The WA senate vote post-mortem has featured the usual excuses, explanations and over-interpretations, but while the final result won’t be known for days some signals are clear.
The Coalition suffered a 5% swing against it, which is close to the average by-election result for a government. As it struggles to hold onto 3 spots, the government must know that the result was not a good one. It can now look forward to long negotiations with Clive Palmer's party (which has almost certainly picked up another seat) as well as a menagerie of other independent senators.
The Greens are delighted that Scott Ludlam will be returned for another senate term. He is a good communicator and a likely future leader, and the vote he achieved is a much-needed boost for the Greens following a run of poor performances.
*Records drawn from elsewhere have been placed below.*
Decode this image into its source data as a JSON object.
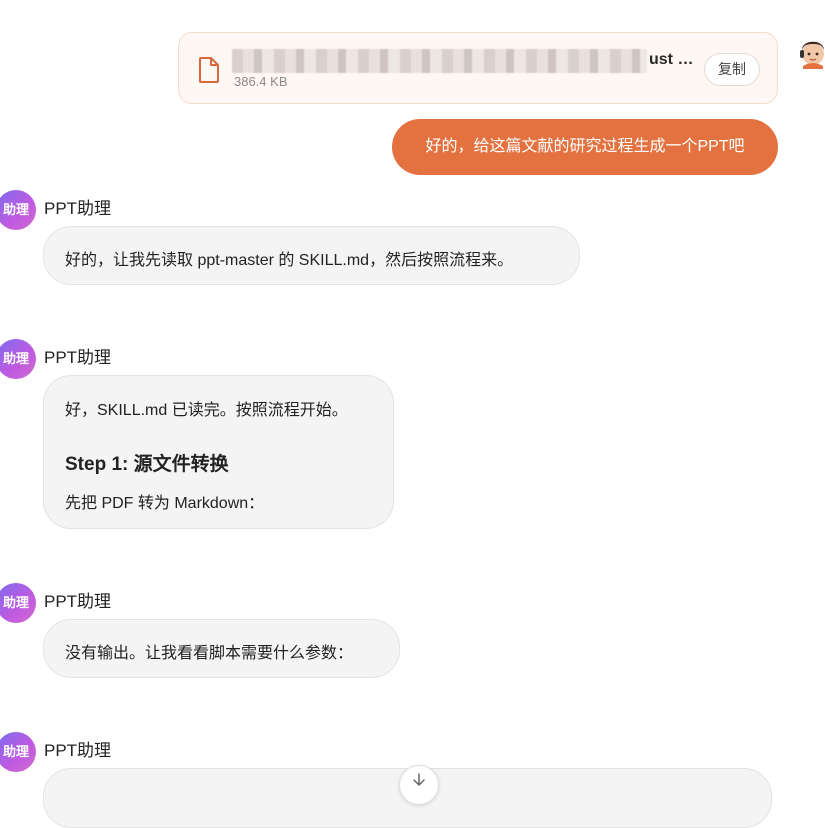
{
  "user_message": {
    "file": {
      "name_visible_suffix": "ust …",
      "size": "386.4 KB",
      "copy_label": "复制",
      "icon": "file-icon"
    },
    "text": "好的，给这篇文献的研究过程生成一个PPT吧"
  },
  "messages": [
    {
      "avatar_text": "助理",
      "sender": "PPT助理",
      "lines": [
        "好的，让我先读取 ppt-master 的 SKILL.md，然后按照流程来。"
      ]
    },
    {
      "avatar_text": "助理",
      "sender": "PPT助理",
      "intro": "好，SKILL.md 已读完。按照流程开始。",
      "heading": "Step 1: 源文件转换",
      "body": "先把 PDF 转为 Markdown："
    },
    {
      "avatar_text": "助理",
      "sender": "PPT助理",
      "lines": [
        "没有输出。让我看看脚本需要什么参数："
      ]
    },
    {
      "avatar_text": "助理",
      "sender": "PPT助理"
    }
  ],
  "scroll_button_icon": "arrow-down-icon",
  "colors": {
    "user_bubble": "#e37240",
    "file_card_bg": "#fff7f3",
    "avatar_gradient": [
      "#7c6cf0",
      "#d06bd0"
    ],
    "bot_bubble": "#f4f4f4"
  }
}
The worst result of the election belonged without doubt to the Labor party. It won just 22% of the primary vote, a swing of around 5% against it. Oppositions usually benefit from anti-government sentiment in by-elections. It may just escape with a second spot, but hardly deserves to. Putting Joe Bullock atop its ticket was an absurd choice, and represented the worst aspects of the party organisation.
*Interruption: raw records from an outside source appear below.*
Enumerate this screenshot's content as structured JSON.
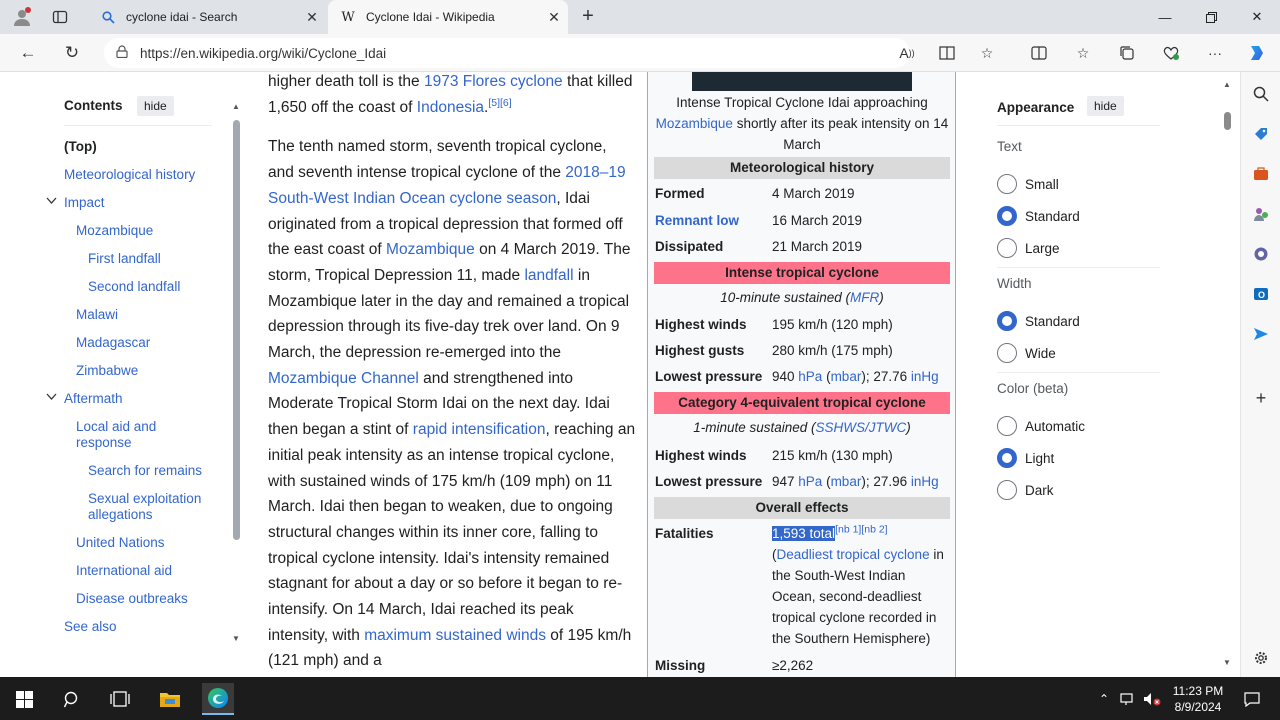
{
  "browser": {
    "tabs": [
      {
        "title": "cyclone idai - Search"
      },
      {
        "title": "Cyclone Idai - Wikipedia"
      }
    ],
    "url": "https://en.wikipedia.org/wiki/Cyclone_Idai"
  },
  "toc": {
    "heading": "Contents",
    "hide": "hide",
    "items": [
      {
        "label": "(Top)"
      },
      {
        "label": "Meteorological history"
      },
      {
        "label": "Impact"
      },
      {
        "label": "Mozambique"
      },
      {
        "label": "First landfall"
      },
      {
        "label": "Second landfall"
      },
      {
        "label": "Malawi"
      },
      {
        "label": "Madagascar"
      },
      {
        "label": "Zimbabwe"
      },
      {
        "label": "Aftermath"
      },
      {
        "label": "Local aid and response"
      },
      {
        "label": "Search for remains"
      },
      {
        "label": "Sexual exploitation allegations"
      },
      {
        "label": "United Nations"
      },
      {
        "label": "International aid"
      },
      {
        "label": "Disease outbreaks"
      },
      {
        "label": "See also"
      }
    ]
  },
  "article": {
    "p1": {
      "t1": "higher death toll is the ",
      "l1": "1973 Flores cyclone",
      "t2": " that killed 1,650 off the coast of ",
      "l2": "Indonesia",
      "t3": ".",
      "ref": "[5][6]"
    },
    "p2": {
      "t1": "The tenth named storm, seventh tropical cyclone, and seventh intense tropical cyclone of the ",
      "l1": "2018–19 South-West Indian Ocean cyclone season",
      "t2": ", Idai originated from a tropical depression that formed off the east coast of ",
      "l2": "Mozambique",
      "t3": " on 4 March 2019. The storm, Tropical Depression 11, made ",
      "l3": "landfall",
      "t4": " in Mozambique later in the day and remained a tropical depression through its five-day trek over land. On 9 March, the depression re-emerged into the ",
      "l4": "Mozambique Channel",
      "t5": " and strengthened into Moderate Tropical Storm Idai on the next day. Idai then began a stint of ",
      "l5": "rapid intensification",
      "t6": ", reaching an initial peak intensity as an intense tropical cyclone, with sustained winds of 175 km/h (109 mph) on 11 March. Idai then began to weaken, due to ongoing structural changes within its inner core, falling to tropical cyclone intensity. Idai's intensity remained stagnant for about a day or so before it began to re-intensify. On 14 March, Idai reached its peak intensity, with ",
      "l6": "maximum sustained winds",
      "t7": " of 195 km/h (121 mph) and a"
    }
  },
  "infobox": {
    "caption_t1": "Intense Tropical Cyclone Idai approaching ",
    "caption_link": "Mozambique",
    "caption_t2": " shortly after its peak intensity on 14 March",
    "met_header": "Meteorological history",
    "formed_label": "Formed",
    "formed_value": "4 March 2019",
    "remnant_label": "Remnant low",
    "remnant_value": "16 March 2019",
    "dissipated_label": "Dissipated",
    "dissipated_value": "21 March 2019",
    "itc_header": "Intense tropical cyclone",
    "itc_sub_t1": "10-minute sustained (",
    "itc_sub_link": "MFR",
    "itc_sub_t2": ")",
    "winds_label": "Highest winds",
    "winds_value": "195 km/h (120 mph)",
    "gusts_label": "Highest gusts",
    "gusts_value": "280 km/h (175 mph)",
    "pressure_label": "Lowest pressure",
    "pressure_value1": "940 ",
    "pressure_hpa": "hPa",
    "pressure_mbar": "mbar",
    "pressure_value2": "; 27.76 ",
    "pressure_inhg": "inHg",
    "cat_header": "Category 4-equivalent tropical cyclone",
    "cat_sub_t1": "1-minute sustained (",
    "cat_sub_link": "SSHWS/JTWC",
    "cat_sub_t2": ")",
    "cat_winds_label": "Highest winds",
    "cat_winds_value": "215 km/h (130 mph)",
    "cat_pressure_label": "Lowest pressure",
    "cat_pressure_value1": "947 ",
    "cat_pressure_hpa": "hPa",
    "cat_pressure_mbar": "mbar",
    "cat_pressure_value2": "; 27.96 ",
    "cat_pressure_inhg": "inHg",
    "effects_header": "Overall effects",
    "fatal_label": "Fatalities",
    "fatal_value": "1,593 total",
    "fatal_ref": "[nb 1][nb 2]",
    "fatal_link": "Deadliest tropical cyclone",
    "fatal_text": " in the South-West Indian Ocean, second-deadliest tropical cyclone recorded in the Southern Hemisphere)",
    "missing_label": "Missing",
    "missing_value": "≥2,262"
  },
  "appearance": {
    "heading": "Appearance",
    "hide": "hide",
    "text_label": "Text",
    "text_options": [
      "Small",
      "Standard",
      "Large"
    ],
    "text_selected": "Standard",
    "width_label": "Width",
    "width_options": [
      "Standard",
      "Wide"
    ],
    "width_selected": "Standard",
    "color_label": "Color (beta)",
    "color_options": [
      "Automatic",
      "Light",
      "Dark"
    ],
    "color_selected": "Light"
  },
  "taskbar": {
    "time": "11:23 PM",
    "date": "8/9/2024"
  },
  "colors": {
    "link": "#3366cc",
    "infobox_pink": "#ff738a",
    "infobox_grey": "#dadada",
    "selection": "#3367c9"
  }
}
If Bill Shorten doesn’t usher in serious reform measures immediately – if, in other words, the ALP continues to pay lip service to the need for change but then does almost nothing – this may be seen as the final straw.
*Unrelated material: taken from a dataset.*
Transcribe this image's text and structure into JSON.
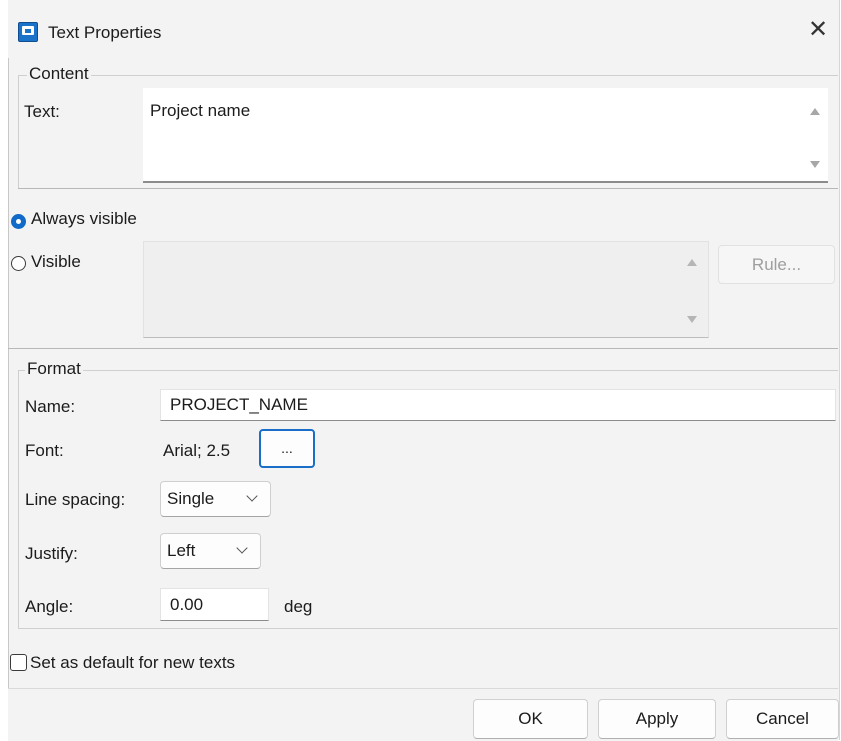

"The Abbott government will have to rely on the Palmer United Party to pass its legislative agenda following the weekend re-run of the Western Australia Senate election which resulted in the PUP gaining a third Senate slot and the Liberals at risk of losing a Senate seat. The entrenching of the influence of Clive Palmer’s political party came in an election which saw big swings of around 5 percentage points against both major parties."
"After years in opposition alleging Labor did “grubby” political deals to win support in the parliament, Tony Abbott is going to have to find new negotiating skills to get his own legislative agenda through an unwieldy and unpredictable senate after July."
Also: Tony Abbott's double blow (Mark Kenny, The Age)
"Bill Shorten is calling for Labor to abolish the rule that forces party members to belong to a union and extend the 50-50 federal leader election model to the states as he warns the party must reform or become irrelevant… “For too long we have allowed the characterisation that Labor only has an ‘image problem’, a ‘message problem’, a ‘selling problem’ to explain our electoral fortunes… It’s more serious than this. We need to change ourselves.”"
Also: Shorten must break the union stranglehold (Paula Matthewson, The Drum)
"Prime Minister Tony Abbott says there are still matters that need to be resolved before a free trade agreement (FTA) can be signed off on with Japan. Mr Abbott is in Tokyo as part of a week-long tour of northern Asia, where he is pushing for greater economic ties with the region."
Also: Abbott caught in tough Asian trade winds (Phillip Wen, SMH)
"There are some important issues arising from the government’s move to repeal 18C in the Racial Discrimination Act. Unfortunately they are obscured by posturing anti-racism on the left and posturing libertarianism on the right when in reality it is about neither."
Also: Plan to collect dead students' debt (The Age) "The federal government should collect unpaid debts from students after they die, a report by an influential panel has found."
And finally: First Dog on the Moon's Guardian debut
"Australia has broken through the formidable tariff barriers protecting Japanese agriculture to secure a deal hailed by both governments as the most significant advancement in their economic relationship since the 1957 post-war trade pact. Following six months of intense negotiation with the Abbott government, Japan relented and granted Australian producers unprecedented access to its beef and dairy markets by agreeing to slash tariffs."
"Australia and Japan have agreed to establish a regionally provocative defence technology and equipment partnership, which will facilitate the development of cutting edge military science, and even the exchange of new generation weapons between the two countries. As Prime Minister Tony Abbott flies from Tokyo to Seoul on Tuesday and then on to China, a series of formal and informal talks in Tokyo have yielded several material developments both countries are lauding."
"The company building the southern hemisphere's largest solar plant says it is reconsidering future investments in Australia because of uncertainty about the Government's Renewable Energy Target… First Solar's vice-president of business development, Jack Curtis, says a lot has changed in the eight months since the former federal government announced the project."
"The party has also lost its mantle as the "new kid on the block", jostling for media space with the outspoken Clive Palmer in a much more crowded Senate. But while Palmer might grab the headlines, it is the Greens who are making history. The re-election of Senator Scott Ludlam at Saturday's election will deliver the party 10 federal senators from July (along with Adam Bandt in the lower house) smashing the minor party record it previously shared with the Democrats."
"Opposition Leader Bill Shorten has described his mother's death on Sunday as a shock to him and his family. Mr Shorten issued a short statement on Monday to say he would be taking some leave, and thanked his colleagues for their support. "Yesterday, my mother Ann passed away," he said. "I was very close to my mum - and her passing has come as a shock to me and my family.""
Also: Support for Coalition hits six-month high as Bill Shorten sinks further: Newspoll (The Australian)